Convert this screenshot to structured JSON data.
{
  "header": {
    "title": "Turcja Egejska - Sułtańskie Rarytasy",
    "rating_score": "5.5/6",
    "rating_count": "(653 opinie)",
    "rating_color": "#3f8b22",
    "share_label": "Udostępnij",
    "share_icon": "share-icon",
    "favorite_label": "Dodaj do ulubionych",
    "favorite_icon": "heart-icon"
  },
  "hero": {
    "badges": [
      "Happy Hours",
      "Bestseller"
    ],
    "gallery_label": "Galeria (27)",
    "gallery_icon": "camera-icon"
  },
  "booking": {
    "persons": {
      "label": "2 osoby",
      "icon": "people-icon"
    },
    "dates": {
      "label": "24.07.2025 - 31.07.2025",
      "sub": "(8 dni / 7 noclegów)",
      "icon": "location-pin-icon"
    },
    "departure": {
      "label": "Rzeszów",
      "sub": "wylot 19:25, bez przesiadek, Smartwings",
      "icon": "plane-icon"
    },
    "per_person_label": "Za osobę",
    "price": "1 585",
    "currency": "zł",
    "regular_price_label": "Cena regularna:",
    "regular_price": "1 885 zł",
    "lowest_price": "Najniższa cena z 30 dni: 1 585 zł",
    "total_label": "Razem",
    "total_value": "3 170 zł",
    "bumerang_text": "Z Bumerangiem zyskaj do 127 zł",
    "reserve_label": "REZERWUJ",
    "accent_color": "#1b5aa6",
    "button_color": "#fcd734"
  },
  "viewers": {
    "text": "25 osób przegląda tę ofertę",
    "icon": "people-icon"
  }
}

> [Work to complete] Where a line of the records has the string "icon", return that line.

> [Result for this task]
    "share_icon": "share-icon",
    "favorite_icon": "heart-icon"
    "gallery_icon": "camera-icon"
      "icon": "people-icon"
      "icon": "location-pin-icon"
      "icon": "plane-icon"
    "icon": "people-icon"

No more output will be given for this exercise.